◆ **TRY IT**: Go through the entries below and return every line that contains "Prime".

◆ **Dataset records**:

++++

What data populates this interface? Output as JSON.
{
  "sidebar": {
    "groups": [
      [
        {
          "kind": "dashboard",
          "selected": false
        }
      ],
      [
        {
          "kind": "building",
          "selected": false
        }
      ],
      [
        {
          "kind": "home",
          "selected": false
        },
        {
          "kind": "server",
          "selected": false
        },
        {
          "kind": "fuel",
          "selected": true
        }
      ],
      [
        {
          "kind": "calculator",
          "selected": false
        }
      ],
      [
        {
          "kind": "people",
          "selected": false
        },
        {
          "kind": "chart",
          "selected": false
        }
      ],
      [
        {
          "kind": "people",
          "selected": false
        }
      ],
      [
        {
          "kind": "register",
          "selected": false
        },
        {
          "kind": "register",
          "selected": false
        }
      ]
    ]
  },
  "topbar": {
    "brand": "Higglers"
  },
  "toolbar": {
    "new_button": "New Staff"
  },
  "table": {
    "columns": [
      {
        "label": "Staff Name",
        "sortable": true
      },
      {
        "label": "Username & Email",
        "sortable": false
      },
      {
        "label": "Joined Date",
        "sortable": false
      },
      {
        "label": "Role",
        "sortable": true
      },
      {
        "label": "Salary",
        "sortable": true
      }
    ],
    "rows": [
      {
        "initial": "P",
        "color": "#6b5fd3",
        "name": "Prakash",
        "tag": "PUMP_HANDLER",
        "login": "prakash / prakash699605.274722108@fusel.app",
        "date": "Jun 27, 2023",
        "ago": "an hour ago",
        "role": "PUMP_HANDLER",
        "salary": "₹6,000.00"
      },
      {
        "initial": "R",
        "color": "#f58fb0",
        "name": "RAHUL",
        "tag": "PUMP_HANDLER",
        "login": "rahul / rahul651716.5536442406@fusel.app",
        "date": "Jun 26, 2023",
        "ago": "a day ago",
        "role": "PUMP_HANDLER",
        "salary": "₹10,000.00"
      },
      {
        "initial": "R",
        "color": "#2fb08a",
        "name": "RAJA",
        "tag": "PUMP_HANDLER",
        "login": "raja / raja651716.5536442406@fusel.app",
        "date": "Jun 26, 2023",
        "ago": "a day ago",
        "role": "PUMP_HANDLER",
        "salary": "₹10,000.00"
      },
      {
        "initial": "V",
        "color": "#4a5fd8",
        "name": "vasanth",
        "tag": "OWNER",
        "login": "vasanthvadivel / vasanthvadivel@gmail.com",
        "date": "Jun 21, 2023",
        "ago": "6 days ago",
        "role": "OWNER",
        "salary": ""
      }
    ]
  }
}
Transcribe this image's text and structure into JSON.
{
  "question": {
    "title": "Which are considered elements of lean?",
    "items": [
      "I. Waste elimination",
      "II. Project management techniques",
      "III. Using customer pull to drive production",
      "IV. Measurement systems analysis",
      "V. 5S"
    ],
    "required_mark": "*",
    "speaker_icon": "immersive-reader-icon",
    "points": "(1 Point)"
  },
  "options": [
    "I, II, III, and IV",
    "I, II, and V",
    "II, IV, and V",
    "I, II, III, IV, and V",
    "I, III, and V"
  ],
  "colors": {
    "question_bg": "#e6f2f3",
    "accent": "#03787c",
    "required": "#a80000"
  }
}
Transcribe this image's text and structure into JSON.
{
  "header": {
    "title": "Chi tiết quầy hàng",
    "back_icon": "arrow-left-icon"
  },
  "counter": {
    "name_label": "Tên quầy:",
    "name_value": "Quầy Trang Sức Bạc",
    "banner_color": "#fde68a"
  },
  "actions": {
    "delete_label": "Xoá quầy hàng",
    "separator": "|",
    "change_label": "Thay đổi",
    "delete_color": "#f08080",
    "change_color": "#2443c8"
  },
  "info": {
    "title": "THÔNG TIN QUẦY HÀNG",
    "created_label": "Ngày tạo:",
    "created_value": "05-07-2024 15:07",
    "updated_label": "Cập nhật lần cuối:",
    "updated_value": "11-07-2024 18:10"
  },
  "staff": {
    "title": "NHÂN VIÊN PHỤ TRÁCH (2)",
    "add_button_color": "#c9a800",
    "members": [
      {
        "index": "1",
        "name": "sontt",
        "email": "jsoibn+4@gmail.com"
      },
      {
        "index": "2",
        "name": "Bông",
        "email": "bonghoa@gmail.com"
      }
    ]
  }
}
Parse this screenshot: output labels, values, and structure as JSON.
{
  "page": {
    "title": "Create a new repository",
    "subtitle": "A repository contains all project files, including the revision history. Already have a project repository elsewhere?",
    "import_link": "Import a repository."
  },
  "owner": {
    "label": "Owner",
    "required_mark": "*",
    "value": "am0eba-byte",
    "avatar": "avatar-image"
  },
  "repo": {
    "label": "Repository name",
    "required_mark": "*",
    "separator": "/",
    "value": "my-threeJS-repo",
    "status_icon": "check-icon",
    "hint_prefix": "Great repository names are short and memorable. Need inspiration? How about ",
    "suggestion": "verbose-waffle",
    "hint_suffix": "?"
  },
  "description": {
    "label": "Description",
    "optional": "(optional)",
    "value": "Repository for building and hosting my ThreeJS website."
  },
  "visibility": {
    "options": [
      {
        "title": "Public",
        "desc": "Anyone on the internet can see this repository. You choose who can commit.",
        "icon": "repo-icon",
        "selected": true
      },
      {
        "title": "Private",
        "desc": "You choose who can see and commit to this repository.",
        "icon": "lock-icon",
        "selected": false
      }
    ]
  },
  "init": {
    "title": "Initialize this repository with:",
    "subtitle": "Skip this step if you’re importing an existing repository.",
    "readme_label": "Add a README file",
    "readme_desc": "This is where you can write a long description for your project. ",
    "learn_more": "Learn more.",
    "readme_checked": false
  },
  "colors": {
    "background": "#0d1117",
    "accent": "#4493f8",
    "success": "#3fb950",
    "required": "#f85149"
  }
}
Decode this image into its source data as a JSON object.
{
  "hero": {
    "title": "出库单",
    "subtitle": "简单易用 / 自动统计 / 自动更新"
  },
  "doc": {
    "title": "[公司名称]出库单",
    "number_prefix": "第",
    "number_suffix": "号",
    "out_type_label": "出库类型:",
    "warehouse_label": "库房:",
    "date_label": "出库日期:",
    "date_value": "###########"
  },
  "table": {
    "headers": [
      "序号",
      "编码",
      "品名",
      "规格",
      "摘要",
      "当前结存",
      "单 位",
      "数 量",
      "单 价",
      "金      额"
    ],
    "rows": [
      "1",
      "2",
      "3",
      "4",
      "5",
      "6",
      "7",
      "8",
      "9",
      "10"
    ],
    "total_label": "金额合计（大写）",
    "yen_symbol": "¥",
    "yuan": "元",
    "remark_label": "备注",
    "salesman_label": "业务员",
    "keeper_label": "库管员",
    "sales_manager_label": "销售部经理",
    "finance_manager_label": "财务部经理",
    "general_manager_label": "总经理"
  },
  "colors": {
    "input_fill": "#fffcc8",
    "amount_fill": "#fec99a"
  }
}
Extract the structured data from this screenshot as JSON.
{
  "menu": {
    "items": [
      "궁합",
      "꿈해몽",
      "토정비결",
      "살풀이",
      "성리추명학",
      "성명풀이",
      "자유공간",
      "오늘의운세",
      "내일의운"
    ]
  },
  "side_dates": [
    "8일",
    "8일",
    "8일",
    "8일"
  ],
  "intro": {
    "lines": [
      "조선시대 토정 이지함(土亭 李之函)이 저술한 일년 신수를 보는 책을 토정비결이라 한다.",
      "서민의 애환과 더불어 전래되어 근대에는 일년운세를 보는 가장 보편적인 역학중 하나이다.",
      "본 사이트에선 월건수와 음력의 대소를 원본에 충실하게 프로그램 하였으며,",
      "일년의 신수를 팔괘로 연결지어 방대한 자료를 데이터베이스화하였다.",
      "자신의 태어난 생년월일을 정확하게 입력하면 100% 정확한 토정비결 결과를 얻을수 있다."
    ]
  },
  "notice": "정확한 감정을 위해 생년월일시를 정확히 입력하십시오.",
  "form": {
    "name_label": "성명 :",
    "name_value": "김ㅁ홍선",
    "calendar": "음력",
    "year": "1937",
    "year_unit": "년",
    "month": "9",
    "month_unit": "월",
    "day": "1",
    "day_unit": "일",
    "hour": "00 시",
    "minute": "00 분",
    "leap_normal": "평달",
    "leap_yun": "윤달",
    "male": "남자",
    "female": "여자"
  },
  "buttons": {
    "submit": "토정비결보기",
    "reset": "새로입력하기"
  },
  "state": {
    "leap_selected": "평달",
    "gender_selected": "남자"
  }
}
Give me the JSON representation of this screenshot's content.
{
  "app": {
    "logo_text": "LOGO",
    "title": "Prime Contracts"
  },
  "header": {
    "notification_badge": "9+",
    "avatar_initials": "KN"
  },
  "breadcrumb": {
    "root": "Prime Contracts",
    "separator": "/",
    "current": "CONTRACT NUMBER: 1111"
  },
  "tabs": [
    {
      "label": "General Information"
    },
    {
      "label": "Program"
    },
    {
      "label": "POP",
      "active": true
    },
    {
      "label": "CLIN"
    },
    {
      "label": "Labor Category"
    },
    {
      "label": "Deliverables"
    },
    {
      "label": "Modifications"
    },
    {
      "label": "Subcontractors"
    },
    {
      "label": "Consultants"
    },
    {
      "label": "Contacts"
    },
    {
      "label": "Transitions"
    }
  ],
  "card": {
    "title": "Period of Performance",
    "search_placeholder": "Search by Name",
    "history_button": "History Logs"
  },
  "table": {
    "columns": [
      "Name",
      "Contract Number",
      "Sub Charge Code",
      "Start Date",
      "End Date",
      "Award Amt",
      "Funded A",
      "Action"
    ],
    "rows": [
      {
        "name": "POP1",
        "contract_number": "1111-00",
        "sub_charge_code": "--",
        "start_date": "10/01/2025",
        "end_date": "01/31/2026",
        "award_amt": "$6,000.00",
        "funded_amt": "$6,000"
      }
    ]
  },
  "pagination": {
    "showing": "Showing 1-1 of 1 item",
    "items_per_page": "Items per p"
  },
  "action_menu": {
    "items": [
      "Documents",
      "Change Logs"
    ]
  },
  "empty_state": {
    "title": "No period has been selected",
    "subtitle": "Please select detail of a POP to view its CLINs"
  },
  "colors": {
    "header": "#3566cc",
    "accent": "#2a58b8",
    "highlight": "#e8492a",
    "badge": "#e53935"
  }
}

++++

◆ **TASK SOLUTION**:
    "title": "Prime Contracts"
    "root": "Prime Contracts",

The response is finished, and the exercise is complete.